** Opening Information provided block **

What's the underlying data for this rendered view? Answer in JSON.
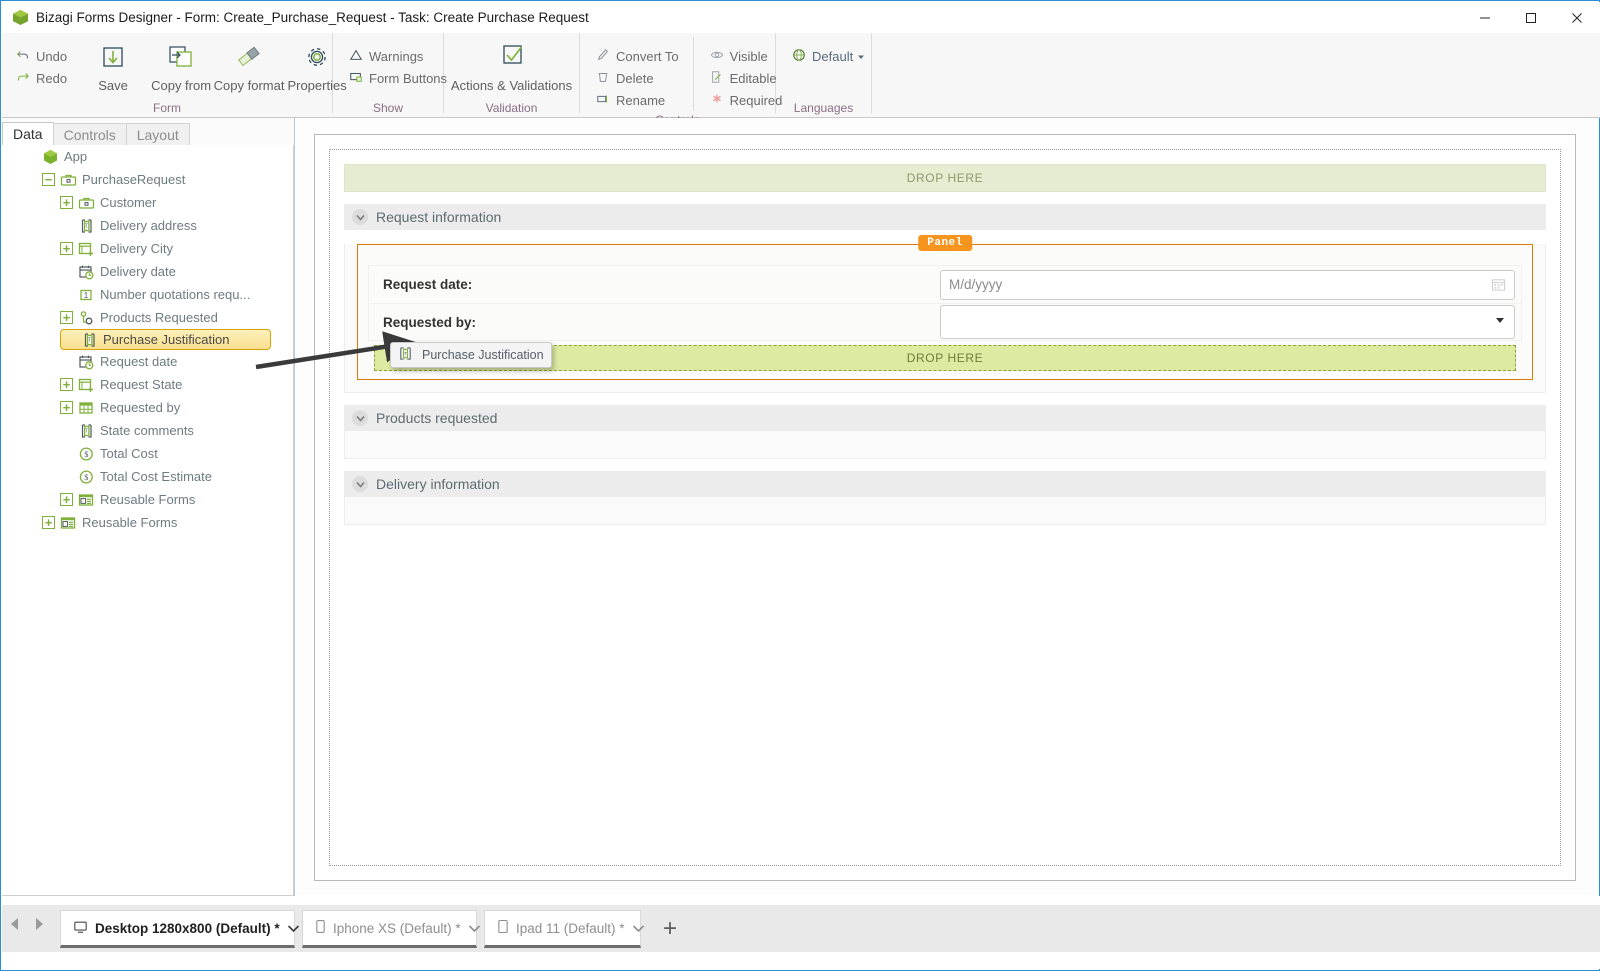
{
  "window": {
    "title": "Bizagi Forms Designer  - Form: Create_Purchase_Request - Task:  Create Purchase Request",
    "minimize_label": "Minimize",
    "maximize_label": "Maximize",
    "close_label": "Close"
  },
  "ribbon": {
    "groups": [
      {
        "label": "Form",
        "small_items": [
          {
            "label": "Undo",
            "icon": "undo-icon"
          },
          {
            "label": "Redo",
            "icon": "redo-icon"
          }
        ],
        "big_items": [
          {
            "label": "Save",
            "icon": "save-icon"
          },
          {
            "label": "Copy from",
            "icon": "copy-from-icon"
          },
          {
            "label": "Copy format",
            "icon": "copy-format-icon"
          },
          {
            "label": "Properties",
            "icon": "gear-icon"
          }
        ]
      },
      {
        "label": "Show",
        "small_items": [
          {
            "label": "Warnings",
            "icon": "warning-triangle-icon"
          },
          {
            "label": "Form Buttons",
            "icon": "form-buttons-icon"
          }
        ],
        "big_items": []
      },
      {
        "label": "Validation",
        "small_items": [],
        "big_items": [
          {
            "label": "Actions & Validations",
            "icon": "checkmark-box-icon"
          }
        ]
      },
      {
        "label": "Controls",
        "small_items": [
          {
            "label": "Convert To",
            "icon": "convert-to-icon"
          },
          {
            "label": "Delete",
            "icon": "trash-icon"
          },
          {
            "label": "Rename",
            "icon": "rename-icon"
          },
          {
            "label": "Visible",
            "icon": "eye-icon"
          },
          {
            "label": "Editable",
            "icon": "editable-pencil-icon"
          },
          {
            "label": "Required",
            "icon": "required-asterisk-icon"
          }
        ],
        "big_items": []
      },
      {
        "label": "Languages",
        "small_items": [
          {
            "label": "Default",
            "icon": "globe-icon"
          }
        ],
        "big_items": []
      }
    ]
  },
  "sidebar": {
    "tabs": [
      {
        "label": "Data",
        "active": true
      },
      {
        "label": "Controls",
        "active": false
      },
      {
        "label": "Layout",
        "active": false
      }
    ],
    "tree": [
      {
        "label": "App",
        "depth": 0,
        "expander": "none",
        "icon": "app-hex-icon"
      },
      {
        "label": "PurchaseRequest",
        "depth": 1,
        "expander": "collapse",
        "icon": "entity-icon"
      },
      {
        "label": "Customer",
        "depth": 2,
        "expander": "expand",
        "icon": "entity-icon"
      },
      {
        "label": "Delivery address",
        "depth": 2,
        "expander": "none",
        "icon": "text-attr-icon"
      },
      {
        "label": "Delivery City",
        "depth": 2,
        "expander": "expand",
        "icon": "param-entity-icon"
      },
      {
        "label": "Delivery date",
        "depth": 2,
        "expander": "none",
        "icon": "date-attr-icon"
      },
      {
        "label": "Number quotations requ...",
        "depth": 2,
        "expander": "none",
        "icon": "number-attr-icon"
      },
      {
        "label": "Products Requested",
        "depth": 2,
        "expander": "expand",
        "icon": "collection-icon"
      },
      {
        "label": "Purchase Justification",
        "depth": 2,
        "expander": "none",
        "icon": "text-attr-icon",
        "selected": true
      },
      {
        "label": "Request date",
        "depth": 2,
        "expander": "none",
        "icon": "date-attr-icon"
      },
      {
        "label": "Request State",
        "depth": 2,
        "expander": "expand",
        "icon": "param-entity-icon"
      },
      {
        "label": "Requested by",
        "depth": 2,
        "expander": "expand",
        "icon": "table-entity-icon"
      },
      {
        "label": "State comments",
        "depth": 2,
        "expander": "none",
        "icon": "text-attr-icon"
      },
      {
        "label": "Total Cost",
        "depth": 2,
        "expander": "none",
        "icon": "currency-attr-icon"
      },
      {
        "label": "Total Cost Estimate",
        "depth": 2,
        "expander": "none",
        "icon": "currency-attr-icon"
      },
      {
        "label": "Reusable Forms",
        "depth": 2,
        "expander": "expand",
        "icon": "reusable-forms-icon"
      },
      {
        "label": "Reusable Forms",
        "depth": 1,
        "expander": "expand",
        "icon": "reusable-forms-icon"
      }
    ]
  },
  "canvas": {
    "top_dropzone": "DROP HERE",
    "sections": [
      {
        "title": "Request information"
      },
      {
        "title": "Products requested"
      },
      {
        "title": "Delivery information"
      }
    ],
    "panel": {
      "badge": "Panel",
      "fields": [
        {
          "label": "Request date:",
          "placeholder": "M/d/yyyy",
          "value": "",
          "control": "date"
        },
        {
          "label": "Requested by:",
          "placeholder": "",
          "value": "",
          "control": "dropdown"
        }
      ],
      "dropzone": "DROP HERE"
    }
  },
  "drag_ghost": {
    "label": "Purchase Justification",
    "icon": "text-attr-icon"
  },
  "device_bar": {
    "prev_label": "Previous",
    "next_label": "Next",
    "tabs": [
      {
        "label": "Desktop 1280x800 (Default) *",
        "icon": "monitor-icon",
        "selected": true
      },
      {
        "label": "Iphone XS (Default) *",
        "icon": "phone-icon",
        "selected": false
      },
      {
        "label": "Ipad 11 (Default) *",
        "icon": "tablet-icon",
        "selected": false
      }
    ],
    "add_label": "+"
  },
  "colors": {
    "accent_green": "#7fb03a",
    "panel_orange": "#f7941d",
    "selection_yellow": "#f9e08f",
    "dropzone_green": "#dbeba2",
    "dropzone_green_light": "#e5ecd2",
    "title_blue": "#2a8fd4",
    "ribbon_label": "#8a6f86"
  }
}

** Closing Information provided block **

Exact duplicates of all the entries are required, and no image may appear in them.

What's the underlying data for this rendered view? Answer in JSON.
{
  "window": {
    "title": "Bizagi Forms Designer  - Form: Create_Purchase_Request - Task:  Create Purchase Request",
    "minimize_label": "Minimize",
    "maximize_label": "Maximize",
    "close_label": "Close"
  },
  "ribbon": {
    "groups": [
      {
        "label": "Form",
        "small_items": [
          {
            "label": "Undo",
            "icon": "undo-icon"
          },
          {
            "label": "Redo",
            "icon": "redo-icon"
          }
        ],
        "big_items": [
          {
            "label": "Save",
            "icon": "save-icon"
          },
          {
            "label": "Copy from",
            "icon": "copy-from-icon"
          },
          {
            "label": "Copy format",
            "icon": "copy-format-icon"
          },
          {
            "label": "Properties",
            "icon": "gear-icon"
          }
        ]
      },
      {
        "label": "Show",
        "small_items": [
          {
            "label": "Warnings",
            "icon": "warning-triangle-icon"
          },
          {
            "label": "Form Buttons",
            "icon": "form-buttons-icon"
          }
        ],
        "big_items": []
      },
      {
        "label": "Validation",
        "small_items": [],
        "big_items": [
          {
            "label": "Actions & Validations",
            "icon": "checkmark-box-icon"
          }
        ]
      },
      {
        "label": "Controls",
        "small_items": [
          {
            "label": "Convert To",
            "icon": "convert-to-icon"
          },
          {
            "label": "Delete",
            "icon": "trash-icon"
          },
          {
            "label": "Rename",
            "icon": "rename-icon"
          },
          {
            "label": "Visible",
            "icon": "eye-icon"
          },
          {
            "label": "Editable",
            "icon": "editable-pencil-icon"
          },
          {
            "label": "Required",
            "icon": "required-asterisk-icon"
          }
        ],
        "big_items": []
      },
      {
        "label": "Languages",
        "small_items": [
          {
            "label": "Default",
            "icon": "globe-icon"
          }
        ],
        "big_items": []
      }
    ]
  },
  "sidebar": {
    "tabs": [
      {
        "label": "Data",
        "active": true
      },
      {
        "label": "Controls",
        "active": false
      },
      {
        "label": "Layout",
        "active": false
      }
    ],
    "tree": [
      {
        "label": "App",
        "depth": 0,
        "expander": "none",
        "icon": "app-hex-icon"
      },
      {
        "label": "PurchaseRequest",
        "depth": 1,
        "expander": "collapse",
        "icon": "entity-icon"
      },
      {
        "label": "Customer",
        "depth": 2,
        "expander": "expand",
        "icon": "entity-icon"
      },
      {
        "label": "Delivery address",
        "depth": 2,
        "expander": "none",
        "icon": "text-attr-icon"
      },
      {
        "label": "Delivery City",
        "depth": 2,
        "expander": "expand",
        "icon": "param-entity-icon"
      },
      {
        "label": "Delivery date",
        "depth": 2,
        "expander": "none",
        "icon": "date-attr-icon"
      },
      {
        "label": "Number quotations requ...",
        "depth": 2,
        "expander": "none",
        "icon": "number-attr-icon"
      },
      {
        "label": "Products Requested",
        "depth": 2,
        "expander": "expand",
        "icon": "collection-icon"
      },
      {
        "label": "Purchase Justification",
        "depth": 2,
        "expander": "none",
        "icon": "text-attr-icon",
        "selected": true
      },
      {
        "label": "Request date",
        "depth": 2,
        "expander": "none",
        "icon": "date-attr-icon"
      },
      {
        "label": "Request State",
        "depth": 2,
        "expander": "expand",
        "icon": "param-entity-icon"
      },
      {
        "label": "Requested by",
        "depth": 2,
        "expander": "expand",
        "icon": "table-entity-icon"
      },
      {
        "label": "State comments",
        "depth": 2,
        "expander": "none",
        "icon": "text-attr-icon"
      },
      {
        "label": "Total Cost",
        "depth": 2,
        "expander": "none",
        "icon": "currency-attr-icon"
      },
      {
        "label": "Total Cost Estimate",
        "depth": 2,
        "expander": "none",
        "icon": "currency-attr-icon"
      },
      {
        "label": "Reusable Forms",
        "depth": 2,
        "expander": "expand",
        "icon": "reusable-forms-icon"
      },
      {
        "label": "Reusable Forms",
        "depth": 1,
        "expander": "expand",
        "icon": "reusable-forms-icon"
      }
    ]
  },
  "canvas": {
    "top_dropzone": "DROP HERE",
    "sections": [
      {
        "title": "Request information"
      },
      {
        "title": "Products requested"
      },
      {
        "title": "Delivery information"
      }
    ],
    "panel": {
      "badge": "Panel",
      "fields": [
        {
          "label": "Request date:",
          "placeholder": "M/d/yyyy",
          "value": "",
          "control": "date"
        },
        {
          "label": "Requested by:",
          "placeholder": "",
          "value": "",
          "control": "dropdown"
        }
      ],
      "dropzone": "DROP HERE"
    }
  },
  "drag_ghost": {
    "label": "Purchase Justification",
    "icon": "text-attr-icon"
  },
  "device_bar": {
    "prev_label": "Previous",
    "next_label": "Next",
    "tabs": [
      {
        "label": "Desktop 1280x800 (Default) *",
        "icon": "monitor-icon",
        "selected": true
      },
      {
        "label": "Iphone XS (Default) *",
        "icon": "phone-icon",
        "selected": false
      },
      {
        "label": "Ipad 11 (Default) *",
        "icon": "tablet-icon",
        "selected": false
      }
    ],
    "add_label": "+"
  },
  "colors": {
    "accent_green": "#7fb03a",
    "panel_orange": "#f7941d",
    "selection_yellow": "#f9e08f",
    "dropzone_green": "#dbeba2",
    "dropzone_green_light": "#e5ecd2",
    "title_blue": "#2a8fd4",
    "ribbon_label": "#8a6f86"
  }
}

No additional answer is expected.